defendant who is immune from such relief. 28 U.S.C. §
is legally frivolous when it lacks an arguable basis either
in law or in fact. Neitzke v. Williams, 490 U.S.
319, 325 (1989); Franklin v. Murphy, 745 F.2d 1221,
1227-28 (9th Cir. 1984). The court may, therefore, dismiss a
claim as frivolous where it is based on an indisputably
meritless legal theory or where the factual contentions are
clearly baseless. Neitzke, 490 U.S. at 327. The
critical inquiry is whether a constitutional claim, however
inartfully pleaded, has an arguable legal and factual basis.
See Jackson v. Arizona, 885 F.2d 639, 640 (9th Cir.
1989); Franklin, 745 F.2d at 1227.
order to avoid dismissal for failure to state a claim a
complaint must contain more than “naked assertions,
” “labels and conclusions” or “a
formulaic recitation of the elements of a cause of
action.” Bell Atlantic Corp. v. Twombly, 550
U.S. 544, 555-557 (2007). In other words, “[t]hreadbare
recitals of the elements of a cause of action, supported by
mere conclusory statements do not suffice.”
Ashcroft v. Iqbal, 556 U.S. 662, 678 (2009).
Furthermore, a claim upon which the court can grant relief
has facial plausibility. Twombly, 550 U.S. at 570.
“A claim has facial plausibility when the plaintiff
pleads factual content that allows the court to draw the
reasonable inference that the defendant is liable for the
misconduct alleged.” Iqbal, 556 U.S. at 678.
When considering whether a complaint states a claim upon
which relief can be granted, the court must accept the
allegations as true, Erickson v. Pardus, 551 U.S.
89, 93-94 (2007), and construe the complaint in the light
most favorable to the plaintiff, see Scheuer v.
Rhodes, 416 U.S. 232, 236 (1974).
Allegations in the Complaint
original complaint was filed on April 25, 2019. ECF No. 1.
However, before the court could screen this complaint,
plaintiff filed a motion to amend along with a proposed first
amended complaint.
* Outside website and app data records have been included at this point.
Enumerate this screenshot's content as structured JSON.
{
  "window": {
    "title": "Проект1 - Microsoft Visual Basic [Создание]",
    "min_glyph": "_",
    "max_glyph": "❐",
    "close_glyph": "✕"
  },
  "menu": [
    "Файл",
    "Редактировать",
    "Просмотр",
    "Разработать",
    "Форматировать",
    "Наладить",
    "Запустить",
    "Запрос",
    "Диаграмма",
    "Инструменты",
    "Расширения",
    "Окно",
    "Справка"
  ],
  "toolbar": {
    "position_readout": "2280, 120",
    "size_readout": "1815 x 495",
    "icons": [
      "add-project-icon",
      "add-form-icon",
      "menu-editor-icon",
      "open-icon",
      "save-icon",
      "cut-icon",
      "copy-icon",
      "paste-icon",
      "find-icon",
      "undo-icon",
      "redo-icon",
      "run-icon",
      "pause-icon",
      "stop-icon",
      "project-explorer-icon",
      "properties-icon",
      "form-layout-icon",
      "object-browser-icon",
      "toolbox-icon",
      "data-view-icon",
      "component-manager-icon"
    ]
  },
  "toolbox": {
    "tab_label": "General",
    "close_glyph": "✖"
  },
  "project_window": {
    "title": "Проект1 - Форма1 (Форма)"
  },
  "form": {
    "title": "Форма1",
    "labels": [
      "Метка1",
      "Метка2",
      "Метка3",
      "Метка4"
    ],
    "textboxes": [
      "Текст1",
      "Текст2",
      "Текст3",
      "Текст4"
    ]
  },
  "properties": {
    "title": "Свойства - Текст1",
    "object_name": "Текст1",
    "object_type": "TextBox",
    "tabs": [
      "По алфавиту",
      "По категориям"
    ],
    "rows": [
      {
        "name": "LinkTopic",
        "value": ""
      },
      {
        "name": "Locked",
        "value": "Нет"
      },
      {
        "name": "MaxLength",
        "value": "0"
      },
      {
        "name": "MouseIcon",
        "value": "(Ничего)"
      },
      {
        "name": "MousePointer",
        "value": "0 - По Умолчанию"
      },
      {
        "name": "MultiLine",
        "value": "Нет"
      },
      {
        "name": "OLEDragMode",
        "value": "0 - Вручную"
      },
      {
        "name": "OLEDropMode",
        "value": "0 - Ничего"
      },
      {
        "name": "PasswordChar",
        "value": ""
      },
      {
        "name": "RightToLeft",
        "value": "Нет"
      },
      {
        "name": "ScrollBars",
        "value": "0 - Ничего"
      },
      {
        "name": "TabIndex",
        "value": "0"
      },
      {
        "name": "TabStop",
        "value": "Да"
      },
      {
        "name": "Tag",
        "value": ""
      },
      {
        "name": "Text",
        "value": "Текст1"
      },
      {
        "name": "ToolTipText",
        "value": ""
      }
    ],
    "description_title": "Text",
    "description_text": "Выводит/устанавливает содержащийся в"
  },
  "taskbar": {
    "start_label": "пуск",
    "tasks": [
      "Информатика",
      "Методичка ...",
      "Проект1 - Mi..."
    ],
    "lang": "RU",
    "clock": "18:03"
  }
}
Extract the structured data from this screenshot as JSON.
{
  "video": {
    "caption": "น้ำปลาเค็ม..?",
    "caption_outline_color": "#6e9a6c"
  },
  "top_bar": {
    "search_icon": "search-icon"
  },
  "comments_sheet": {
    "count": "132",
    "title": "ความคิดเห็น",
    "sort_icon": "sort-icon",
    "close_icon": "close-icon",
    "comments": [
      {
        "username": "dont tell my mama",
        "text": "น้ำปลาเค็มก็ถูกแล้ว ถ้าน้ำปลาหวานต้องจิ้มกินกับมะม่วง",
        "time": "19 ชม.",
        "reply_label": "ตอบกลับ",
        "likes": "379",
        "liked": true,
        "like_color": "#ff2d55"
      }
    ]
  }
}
ECF Nos. 10-11. The court will grant
plaintiff's motion to amend and proceed to screen the
first amended complaint in accordance with 28 U.S.C. §
1915A. See also Fed. R. Civ. P. 15(a)(1) (amendments
alleges that, while an inmate at California State Prison in
Solano (“CSP-Solano”), his right to due process
was violated during an administrative disciplinary hearing at
which he lost 150 days of good time credit. ECF No. 11 at 5,
15-16. Plaintiff also alleges that his First Amendment right
of access to the courts has been denied because his
administrative grievances concerning this disciplinary
conviction were improperly screened out. ECF No. 11 at 10-15.
He names the warden of CSP-Solano as well as an appeals
coordinator at the prison as defendants in this action. As a
remedy for these asserted violations, plaintiff requests that
his disciplinary appeal be reinstated and that the
disciplinary conviction itself be removed from his record
along with the loss of his good time credits.
state prisoner challenges the legality of his custody and the
relief he seeks is the determination of his entitlement to an
earlier or immediate release, his sole federal remedy is a
writ of habeas corpus which plaintiff would seek under 28
U.S.C. § 2254. Preiser v. Rodriguez, 411 U.S.
475, 500 (1973). Also, to the extent plaintiff seeks damages,
plaintiff is informed he cannot proceed on a §1983 claim
for damages if the claim implies the invalidity of his
conviction or sentence. Heck v. Humphrey, 512 U.S.
477, 487 (1994); see also Foster v. Kassulke, 898
F.2d 1144, 1148 (6th Cir. 1990) (emphasizing that § 1983
should not be “used to make an end run around habeas
corpus procedures”). The rule in Heck applies
to suits that would necessarily imply the invalidity of a
disciplinary hearing that results in a prisoner's
sentence being extended due to the loss of good time credits.
Edwards v. Balisok, 520 U.S. 641, 648 (1997). The
Heck rule applies to bar suits that both challenge
the erroneous results in disciplinary hearings, and also to
bar suits that challenge the procedures used in prison
disciplinary hearings. Id. at 646.
do have a right under the First Amendment to file grievances
complaining about prison officials' misconduct.
Rhodes v. Robinson, 408 F.3d 559, 567 (9th Cir.
2005). However, that does not require any specific grievance
procedure to be adopted by prison officials. See
Ramirez v. Galaza, 334 F.3d 850, 860 (9th Cir.